The vacancy in the role of House Speaker resulted from pressures placed upon Speaker McCarthy by Congressman Matt Gaetz and some of his fellow Republican colleagues due to disagreements over a bipartisan stopgap bill aimed at averting a government shutdown. Representative Patrick McHenry temporarily assumed the role of Speaker as per McCarthy’s recommendation following his removal. McHenry then called for a recess to enable House Republicans to deliberate on their potential nominee picks. The nomination process involved intense competition, with a dozen candidates initially vying for the position. Only four managed to secure the necessary votes within the Republican caucus in order to advance to the floor. Of the four contenders, Louisiana Representative Steve Scalise and Minnesota Representative Tom Emmer voluntarily withdrew from the race, citing their inability to secure a majority. Ohio Representative Jim Jordan had lost the necessary votes throughout three rounds of voting before ultimately withdrawing. Representative Mike Johnson managed to secure the position after just one round of voting, becoming the 56th Speaker of the House. Upon his appointment as Speaker of the Republican-controlled House, Mike Johnson described it as the “honor of a lifetime.”
An audio recording from a Republican caucus meeting held on Jan. 5, 2021, published by the New York Times, includes statements from Johnson arguing that states had violated the Constitution by changing their voting laws during the pandemic therefore invalidating Biden’s election. Johnson had previously worked as a lawyer for the Alliance Defending Freedom, an organization known for its stance against abortion and LGBTQ rights. Johnson has been outspoken in his opposition to homosexuality, describing it as “inherently unnatural” and a “dangerous lifestyle.” Over his six-year tenure in Congress, he co-sponsored a 20-week abortion ban at the national level. Johnson proposed legislation to prohibit federal funding for education programs that include LGBTQ topics for children under 10, while firmly opposing legislation mandating federal recognition of same-sex marriages. He has also co-sponsored bills that would allow for greater protections for carrying a concealed gun. During his time as a House Representative, he served on the Judiciary Committee and the Armed Services Committee.

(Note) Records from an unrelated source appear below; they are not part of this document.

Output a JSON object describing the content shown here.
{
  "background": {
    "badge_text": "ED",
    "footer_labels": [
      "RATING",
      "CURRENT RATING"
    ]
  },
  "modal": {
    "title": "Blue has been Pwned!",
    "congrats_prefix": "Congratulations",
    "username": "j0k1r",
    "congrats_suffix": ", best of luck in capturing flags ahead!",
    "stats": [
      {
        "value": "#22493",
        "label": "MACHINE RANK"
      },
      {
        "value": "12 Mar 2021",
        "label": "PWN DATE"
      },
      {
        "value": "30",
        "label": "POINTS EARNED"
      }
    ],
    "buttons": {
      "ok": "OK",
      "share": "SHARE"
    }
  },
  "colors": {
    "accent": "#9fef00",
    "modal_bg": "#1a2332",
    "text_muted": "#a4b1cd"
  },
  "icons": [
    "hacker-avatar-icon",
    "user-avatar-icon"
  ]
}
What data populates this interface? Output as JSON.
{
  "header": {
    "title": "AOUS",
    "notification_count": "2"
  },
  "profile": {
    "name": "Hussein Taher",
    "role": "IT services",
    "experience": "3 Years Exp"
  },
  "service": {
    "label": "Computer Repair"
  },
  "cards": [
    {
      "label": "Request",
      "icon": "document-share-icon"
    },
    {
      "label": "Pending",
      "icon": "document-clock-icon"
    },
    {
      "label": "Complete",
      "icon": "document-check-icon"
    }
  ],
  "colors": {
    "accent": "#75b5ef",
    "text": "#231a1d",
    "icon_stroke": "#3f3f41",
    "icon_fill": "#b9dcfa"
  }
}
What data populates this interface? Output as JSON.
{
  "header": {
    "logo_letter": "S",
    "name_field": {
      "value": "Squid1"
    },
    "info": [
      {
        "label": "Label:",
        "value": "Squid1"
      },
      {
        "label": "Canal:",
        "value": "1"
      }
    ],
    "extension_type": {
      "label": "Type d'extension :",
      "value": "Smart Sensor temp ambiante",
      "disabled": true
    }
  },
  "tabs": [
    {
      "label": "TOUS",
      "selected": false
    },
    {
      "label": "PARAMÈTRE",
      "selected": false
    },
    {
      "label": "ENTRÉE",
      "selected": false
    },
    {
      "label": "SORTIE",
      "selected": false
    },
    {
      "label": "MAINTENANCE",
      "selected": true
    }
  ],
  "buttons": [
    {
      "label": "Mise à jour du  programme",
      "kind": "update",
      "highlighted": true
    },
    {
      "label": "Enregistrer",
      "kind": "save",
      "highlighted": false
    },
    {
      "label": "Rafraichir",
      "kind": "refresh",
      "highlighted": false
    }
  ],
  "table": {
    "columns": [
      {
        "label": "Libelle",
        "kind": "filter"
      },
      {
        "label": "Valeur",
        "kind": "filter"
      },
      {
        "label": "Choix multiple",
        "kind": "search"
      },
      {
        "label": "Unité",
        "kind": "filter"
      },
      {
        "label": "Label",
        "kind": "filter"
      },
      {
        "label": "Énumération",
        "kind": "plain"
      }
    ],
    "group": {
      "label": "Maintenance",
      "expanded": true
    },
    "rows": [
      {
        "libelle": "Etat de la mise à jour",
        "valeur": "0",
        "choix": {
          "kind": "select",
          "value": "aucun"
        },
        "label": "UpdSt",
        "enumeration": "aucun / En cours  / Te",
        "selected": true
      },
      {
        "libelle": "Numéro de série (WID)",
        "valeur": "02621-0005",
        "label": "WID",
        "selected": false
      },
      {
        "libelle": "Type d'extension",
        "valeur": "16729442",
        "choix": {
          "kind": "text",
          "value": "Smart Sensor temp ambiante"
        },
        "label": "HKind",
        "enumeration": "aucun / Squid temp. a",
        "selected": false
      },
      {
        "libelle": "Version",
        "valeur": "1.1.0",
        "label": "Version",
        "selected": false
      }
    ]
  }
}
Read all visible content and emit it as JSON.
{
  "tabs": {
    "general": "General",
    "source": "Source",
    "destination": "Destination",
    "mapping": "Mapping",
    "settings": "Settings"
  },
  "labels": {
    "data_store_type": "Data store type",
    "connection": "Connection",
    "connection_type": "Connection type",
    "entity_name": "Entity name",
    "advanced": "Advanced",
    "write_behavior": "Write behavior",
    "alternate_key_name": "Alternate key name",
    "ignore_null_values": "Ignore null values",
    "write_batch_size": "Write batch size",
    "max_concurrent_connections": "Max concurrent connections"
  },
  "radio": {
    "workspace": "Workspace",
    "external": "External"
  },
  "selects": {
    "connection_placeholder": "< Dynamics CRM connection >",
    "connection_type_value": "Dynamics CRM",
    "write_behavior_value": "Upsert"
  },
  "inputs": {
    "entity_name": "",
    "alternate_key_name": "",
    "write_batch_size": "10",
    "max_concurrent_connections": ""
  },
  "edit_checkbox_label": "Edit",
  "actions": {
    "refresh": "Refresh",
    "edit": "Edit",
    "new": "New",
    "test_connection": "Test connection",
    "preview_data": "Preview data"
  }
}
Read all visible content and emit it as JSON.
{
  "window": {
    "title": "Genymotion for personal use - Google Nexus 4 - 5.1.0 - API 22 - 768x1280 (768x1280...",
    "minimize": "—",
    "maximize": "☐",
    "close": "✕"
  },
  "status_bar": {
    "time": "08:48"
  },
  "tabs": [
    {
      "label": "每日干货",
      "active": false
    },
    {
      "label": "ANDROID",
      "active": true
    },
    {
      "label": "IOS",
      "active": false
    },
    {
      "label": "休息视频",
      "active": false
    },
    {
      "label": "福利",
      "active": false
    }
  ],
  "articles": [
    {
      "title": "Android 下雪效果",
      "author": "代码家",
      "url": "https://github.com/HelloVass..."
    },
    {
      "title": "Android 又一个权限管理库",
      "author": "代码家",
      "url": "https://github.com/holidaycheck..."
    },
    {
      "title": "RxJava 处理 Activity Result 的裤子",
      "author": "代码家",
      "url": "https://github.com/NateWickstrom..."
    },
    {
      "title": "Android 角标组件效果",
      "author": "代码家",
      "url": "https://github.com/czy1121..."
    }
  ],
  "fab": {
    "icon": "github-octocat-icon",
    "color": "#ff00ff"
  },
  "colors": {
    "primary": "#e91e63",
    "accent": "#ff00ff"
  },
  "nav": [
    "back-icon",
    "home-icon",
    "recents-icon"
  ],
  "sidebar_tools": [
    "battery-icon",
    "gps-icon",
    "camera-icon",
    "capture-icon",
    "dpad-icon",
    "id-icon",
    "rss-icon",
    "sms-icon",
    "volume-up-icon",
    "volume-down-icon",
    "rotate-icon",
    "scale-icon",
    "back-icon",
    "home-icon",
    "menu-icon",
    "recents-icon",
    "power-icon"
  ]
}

Speaker Johnson has expressed his intention to work on a resolution to provide funding of $14 million for Israel in accordance with demands from the White House. He also voiced his commitment to addressing the issues surrounding the “broken border” between Mexico and the United States. The Speaker has not yet declared his stance on the impending government shutdown. The previous stopgap bill will continue to provide government funding until Nov. 18.